**Task brief**
Return the entries verbatim and drop every picture.

**Given data**
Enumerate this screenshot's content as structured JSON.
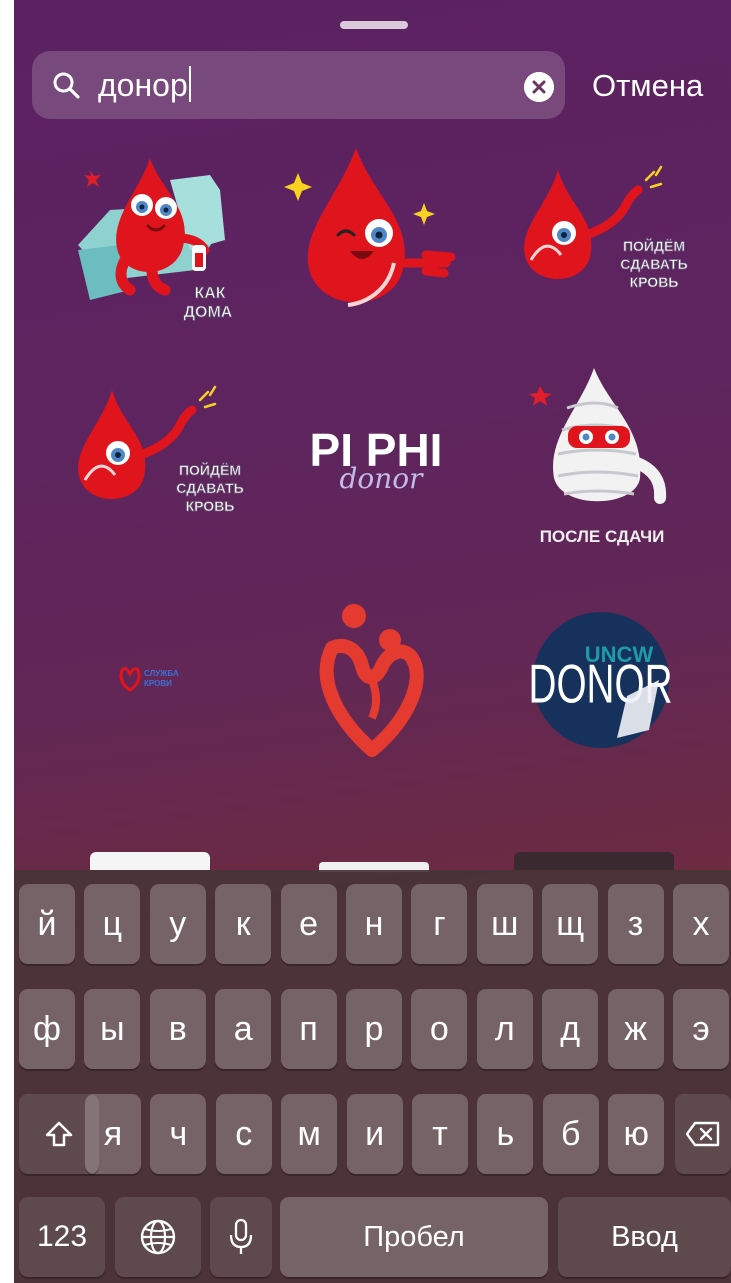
{
  "search": {
    "query": "донор",
    "cancel_label": "Отмена"
  },
  "stickers": [
    {
      "name": "blood-drop-kak-doma",
      "caption": "КАК ДОМА"
    },
    {
      "name": "blood-drop-wink"
    },
    {
      "name": "blood-drop-poydem-1",
      "caption": "ПОЙДЁМ СДАВАТЬ КРОВЬ"
    },
    {
      "name": "blood-drop-poydem-2",
      "caption": "ПОЙДЁМ СДАВАТЬ КРОВЬ"
    },
    {
      "name": "pi-phi-donor",
      "line1": "PI PHI",
      "line2": "donor"
    },
    {
      "name": "bandaged-drop",
      "caption": "ПОСЛЕ СДАЧИ"
    },
    {
      "name": "sluzhba-krovi-logo",
      "line1": "СЛУЖБА",
      "line2": "КРОВИ"
    },
    {
      "name": "heart-figures-logo"
    },
    {
      "name": "uncw-donor-badge",
      "line1": "UNCW",
      "line2": "DONOR"
    }
  ],
  "keyboard": {
    "row1": [
      "й",
      "ц",
      "у",
      "к",
      "е",
      "н",
      "г",
      "ш",
      "щ",
      "з",
      "х"
    ],
    "row2": [
      "ф",
      "ы",
      "в",
      "а",
      "п",
      "р",
      "о",
      "л",
      "д",
      "ж",
      "э"
    ],
    "row3": [
      "я",
      "ч",
      "с",
      "м",
      "и",
      "т",
      "ь",
      "б",
      "ю"
    ],
    "numbers_label": "123",
    "space_label": "Пробел",
    "return_label": "Ввод",
    "icons": {
      "shift": "shift-icon",
      "delete": "delete-icon",
      "globe": "globe-icon",
      "mic": "microphone-icon"
    }
  }
}
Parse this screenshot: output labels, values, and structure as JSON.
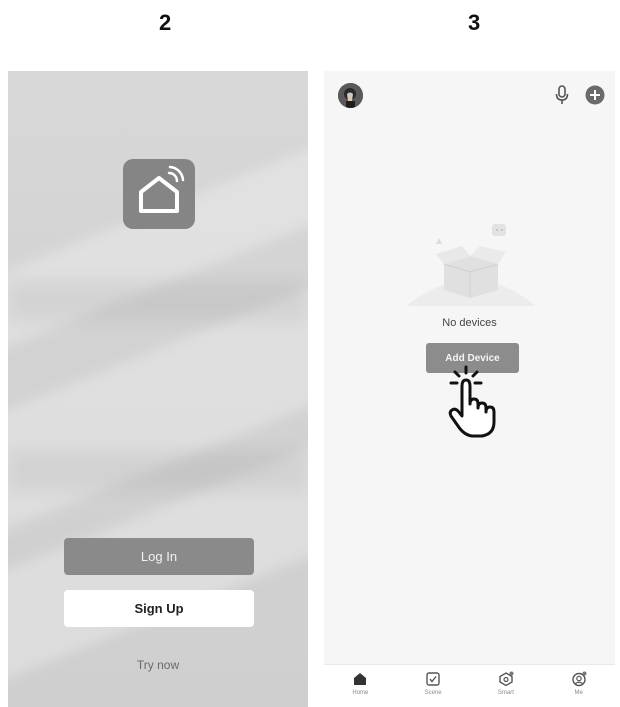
{
  "steps": {
    "left": "2",
    "right": "3"
  },
  "login_screen": {
    "login_label": "Log In",
    "signup_label": "Sign Up",
    "try_now_label": "Try now"
  },
  "home_screen": {
    "empty_text": "No devices",
    "add_device_label": "Add Device",
    "tabs": [
      {
        "label": "Home",
        "icon": "home-icon"
      },
      {
        "label": "Scene",
        "icon": "scene-checkbox-icon"
      },
      {
        "label": "Smart",
        "icon": "smart-icon"
      },
      {
        "label": "Me",
        "icon": "me-icon"
      }
    ]
  },
  "colors": {
    "button_gray": "#8a8a8a",
    "screen_bg": "#f6f6f6",
    "login_bg": "#d4d4d4"
  }
}
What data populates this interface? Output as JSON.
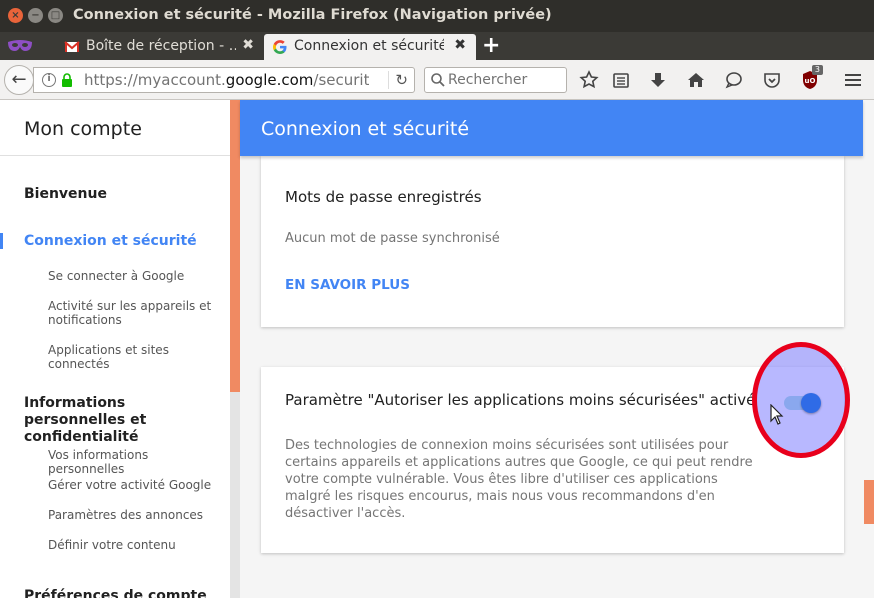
{
  "window": {
    "title": "Connexion et sécurité - Mozilla Firefox (Navigation privée)"
  },
  "tabs": [
    {
      "label": "Boîte de réception - …",
      "icon": "gmail-icon"
    },
    {
      "label": "Connexion et sécurité",
      "icon": "google-icon"
    }
  ],
  "navbar": {
    "url_prefix": "https://myaccount.",
    "url_host": "google.com",
    "url_suffix": "/security",
    "search_placeholder": "Rechercher",
    "extension_badge": "3"
  },
  "sidebar": {
    "title": "Mon compte",
    "items": [
      {
        "label": "Bienvenue"
      },
      {
        "label": "Connexion et sécurité",
        "active": true
      },
      {
        "label": "Informations personnelles et confidentialité"
      },
      {
        "label": "Préférences de compte"
      }
    ],
    "sub_security": [
      "Se connecter à Google",
      "Activité sur les appareils et notifications",
      "Applications et sites connectés"
    ],
    "sub_privacy": [
      "Vos informations personnelles",
      "Gérer votre activité Google",
      "Paramètres des annonces",
      "Définir votre contenu"
    ]
  },
  "header": {
    "title": "Connexion et sécurité"
  },
  "card_passwords": {
    "title": "Mots de passe enregistrés",
    "text": "Aucun mot de passe synchronisé",
    "link": "EN SAVOIR PLUS"
  },
  "card_less_secure": {
    "title": "Paramètre \"Autoriser les applications moins sécurisées\" activé",
    "text": "Des technologies de connexion moins sécurisées sont utilisées pour certains appareils et applications autres que Google, ce qui peut rendre votre compte vulnérable. Vous êtes libre d'utiliser ces applications malgré les risques encourus, mais nous vous recommandons d'en désactiver l'accès.",
    "toggle_on": true
  },
  "colors": {
    "accent": "#4285f4",
    "scroll_thumb": "#f08a62",
    "highlight_ring": "#e8001c"
  }
}
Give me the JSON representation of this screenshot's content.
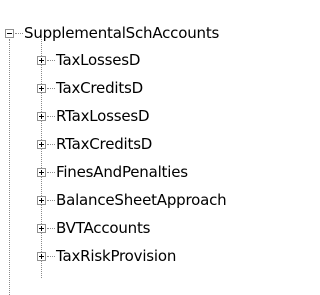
{
  "tree": {
    "root": {
      "label": "SupplementalSchAccounts",
      "expanded": true
    },
    "children": [
      {
        "label": "TaxLossesD",
        "expanded": false
      },
      {
        "label": "TaxCreditsD",
        "expanded": false
      },
      {
        "label": "RTaxLossesD",
        "expanded": false
      },
      {
        "label": "RTaxCreditsD",
        "expanded": false
      },
      {
        "label": "FinesAndPenalties",
        "expanded": false
      },
      {
        "label": "BalanceSheetApproach",
        "expanded": false
      },
      {
        "label": "BVTAccounts",
        "expanded": false
      },
      {
        "label": "TaxRiskProvision",
        "expanded": false
      }
    ]
  }
}
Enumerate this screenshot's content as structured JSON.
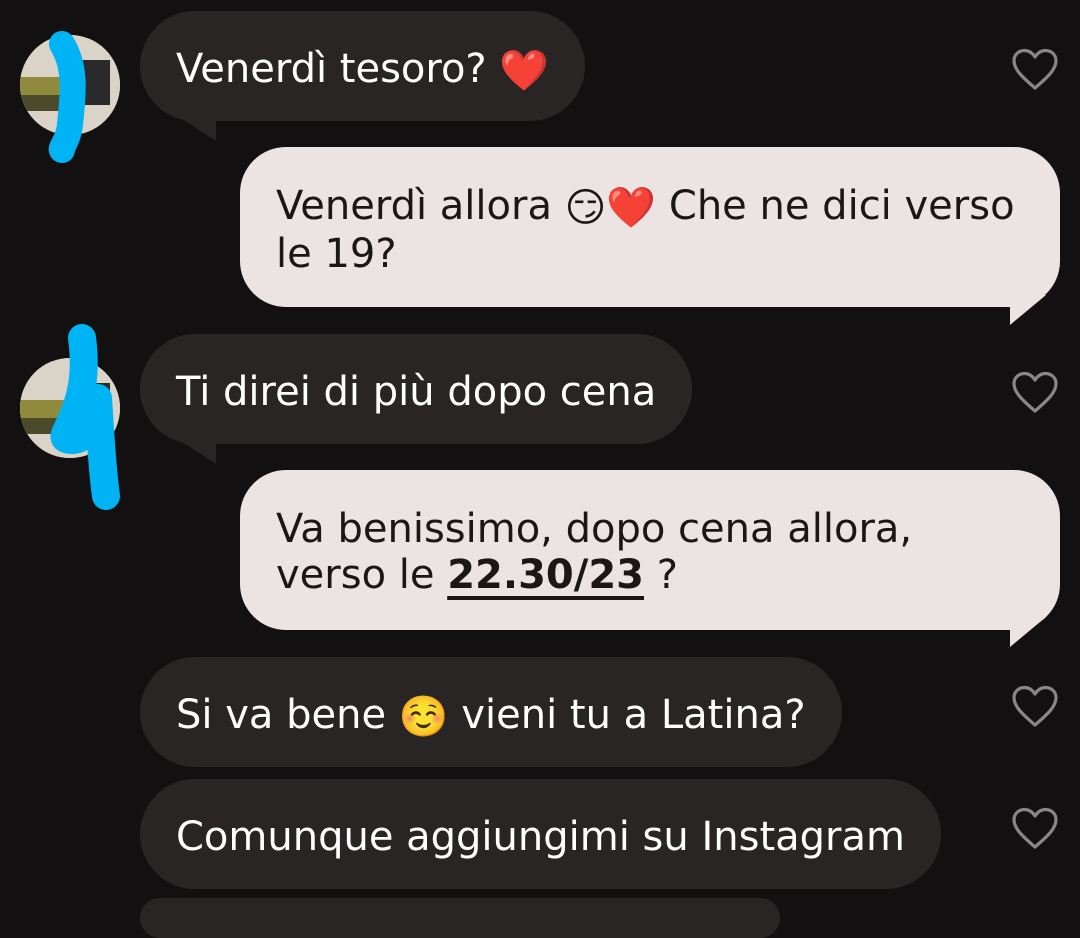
{
  "messages": [
    {
      "from": "them",
      "text": "Venerdì tesoro? ",
      "emoji": "❤️"
    },
    {
      "from": "me",
      "text_before": "Venerdì allora ",
      "emoji": "😏❤️",
      "text_after": " Che ne dici verso le 19?"
    },
    {
      "from": "them",
      "text": "Ti direi di più dopo cena"
    },
    {
      "from": "me",
      "text_before": "Va benissimo, dopo cena allora, verso le ",
      "link": "22.30/23",
      "text_after": " ?"
    },
    {
      "from": "them",
      "text_before": "Si va bene ",
      "emoji": "☺️",
      "text_after": " vieni tu a Latina?"
    },
    {
      "from": "them",
      "text": "Comunque aggiungimi su Instagram"
    }
  ],
  "colors": {
    "background": "#121010",
    "incoming_bubble": "#292525",
    "outgoing_bubble": "#ece3e3",
    "redaction": "#00b3f4"
  },
  "icons": {
    "like": "heart-outline-icon"
  }
}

**Expected answer**
Enumerate this screenshot's content as structured JSON.
{
  "search": {
    "query": "донор",
    "cancel_label": "Отмена"
  },
  "stickers": [
    {
      "name": "blood-drop-kak-doma",
      "caption": "КАК ДОМА"
    },
    {
      "name": "blood-drop-wink"
    },
    {
      "name": "blood-drop-poydem-1",
      "caption": "ПОЙДЁМ СДАВАТЬ КРОВЬ"
    },
    {
      "name": "blood-drop-poydem-2",
      "caption": "ПОЙДЁМ СДАВАТЬ КРОВЬ"
    },
    {
      "name": "pi-phi-donor",
      "line1": "PI PHI",
      "line2": "donor"
    },
    {
      "name": "bandaged-drop",
      "caption": "ПОСЛЕ СДАЧИ"
    },
    {
      "name": "sluzhba-krovi-logo",
      "line1": "СЛУЖБА",
      "line2": "КРОВИ"
    },
    {
      "name": "heart-figures-logo"
    },
    {
      "name": "uncw-donor-badge",
      "line1": "UNCW",
      "line2": "DONOR"
    }
  ],
  "keyboard": {
    "row1": [
      "й",
      "ц",
      "у",
      "к",
      "е",
      "н",
      "г",
      "ш",
      "щ",
      "з",
      "х"
    ],
    "row2": [
      "ф",
      "ы",
      "в",
      "а",
      "п",
      "р",
      "о",
      "л",
      "д",
      "ж",
      "э"
    ],
    "row3": [
      "я",
      "ч",
      "с",
      "м",
      "и",
      "т",
      "ь",
      "б",
      "ю"
    ],
    "numbers_label": "123",
    "space_label": "Пробел",
    "return_label": "Ввод",
    "icons": {
      "shift": "shift-icon",
      "delete": "delete-icon",
      "globe": "globe-icon",
      "mic": "microphone-icon"
    }
  }
}
Parse this screenshot: output labels, values, and structure as JSON.
{
  "steps": {
    "left": "2",
    "right": "3"
  },
  "login_screen": {
    "login_label": "Log In",
    "signup_label": "Sign Up",
    "try_now_label": "Try now"
  },
  "home_screen": {
    "empty_text": "No devices",
    "add_device_label": "Add Device",
    "tabs": [
      {
        "label": "Home",
        "icon": "home-icon"
      },
      {
        "label": "Scene",
        "icon": "scene-checkbox-icon"
      },
      {
        "label": "Smart",
        "icon": "smart-icon"
      },
      {
        "label": "Me",
        "icon": "me-icon"
      }
    ]
  },
  "colors": {
    "button_gray": "#8a8a8a",
    "screen_bg": "#f6f6f6",
    "login_bg": "#d4d4d4"
  }
}
What data populates this interface? Output as JSON.
{
  "window": {
    "title": "Connexion et sécurité - Mozilla Firefox (Navigation privée)"
  },
  "tabs": [
    {
      "label": "Boîte de réception - …",
      "icon": "gmail-icon"
    },
    {
      "label": "Connexion et sécurité",
      "icon": "google-icon"
    }
  ],
  "navbar": {
    "url_prefix": "https://myaccount.",
    "url_host": "google.com",
    "url_suffix": "/security",
    "search_placeholder": "Rechercher",
    "extension_badge": "3"
  },
  "sidebar": {
    "title": "Mon compte",
    "items": [
      {
        "label": "Bienvenue"
      },
      {
        "label": "Connexion et sécurité",
        "active": true
      },
      {
        "label": "Informations personnelles et confidentialité"
      },
      {
        "label": "Préférences de compte"
      }
    ],
    "sub_security": [
      "Se connecter à Google",
      "Activité sur les appareils et notifications",
      "Applications et sites connectés"
    ],
    "sub_privacy": [
      "Vos informations personnelles",
      "Gérer votre activité Google",
      "Paramètres des annonces",
      "Définir votre contenu"
    ]
  },
  "header": {
    "title": "Connexion et sécurité"
  },
  "card_passwords": {
    "title": "Mots de passe enregistrés",
    "text": "Aucun mot de passe synchronisé",
    "link": "EN SAVOIR PLUS"
  },
  "card_less_secure": {
    "title": "Paramètre \"Autoriser les applications moins sécurisées\" activé",
    "text": "Des technologies de connexion moins sécurisées sont utilisées pour certains appareils et applications autres que Google, ce qui peut rendre votre compte vulnérable. Vous êtes libre d'utiliser ces applications malgré les risques encourus, mais nous vous recommandons d'en désactiver l'accès.",
    "toggle_on": true
  },
  "colors": {
    "accent": "#4285f4",
    "scroll_thumb": "#f08a62",
    "highlight_ring": "#e8001c"
  }
}
Give me the JSON representation of this screenshot's content.
{
  "tree": {
    "root": {
      "label": "SupplementalSchAccounts",
      "expanded": true
    },
    "children": [
      {
        "label": "TaxLossesD",
        "expanded": false
      },
      {
        "label": "TaxCreditsD",
        "expanded": false
      },
      {
        "label": "RTaxLossesD",
        "expanded": false
      },
      {
        "label": "RTaxCreditsD",
        "expanded": false
      },
      {
        "label": "FinesAndPenalties",
        "expanded": false
      },
      {
        "label": "BalanceSheetApproach",
        "expanded": false
      },
      {
        "label": "BVTAccounts",
        "expanded": false
      },
      {
        "label": "TaxRiskProvision",
        "expanded": false
      }
    ]
  }
}
Enumerate this screenshot's content as structured JSON.
{
  "messages": [
    {
      "from": "them",
      "text": "Venerdì tesoro? ",
      "emoji": "❤️"
    },
    {
      "from": "me",
      "text_before": "Venerdì allora ",
      "emoji": "😏❤️",
      "text_after": " Che ne dici verso le 19?"
    },
    {
      "from": "them",
      "text": "Ti direi di più dopo cena"
    },
    {
      "from": "me",
      "text_before": "Va benissimo, dopo cena allora, verso le ",
      "link": "22.30/23",
      "text_after": " ?"
    },
    {
      "from": "them",
      "text_before": "Si va bene ",
      "emoji": "☺️",
      "text_after": " vieni tu a Latina?"
    },
    {
      "from": "them",
      "text": "Comunque aggiungimi su Instagram"
    }
  ],
  "colors": {
    "background": "#121010",
    "incoming_bubble": "#292525",
    "outgoing_bubble": "#ece3e3",
    "redaction": "#00b3f4"
  },
  "icons": {
    "like": "heart-outline-icon"
  }
}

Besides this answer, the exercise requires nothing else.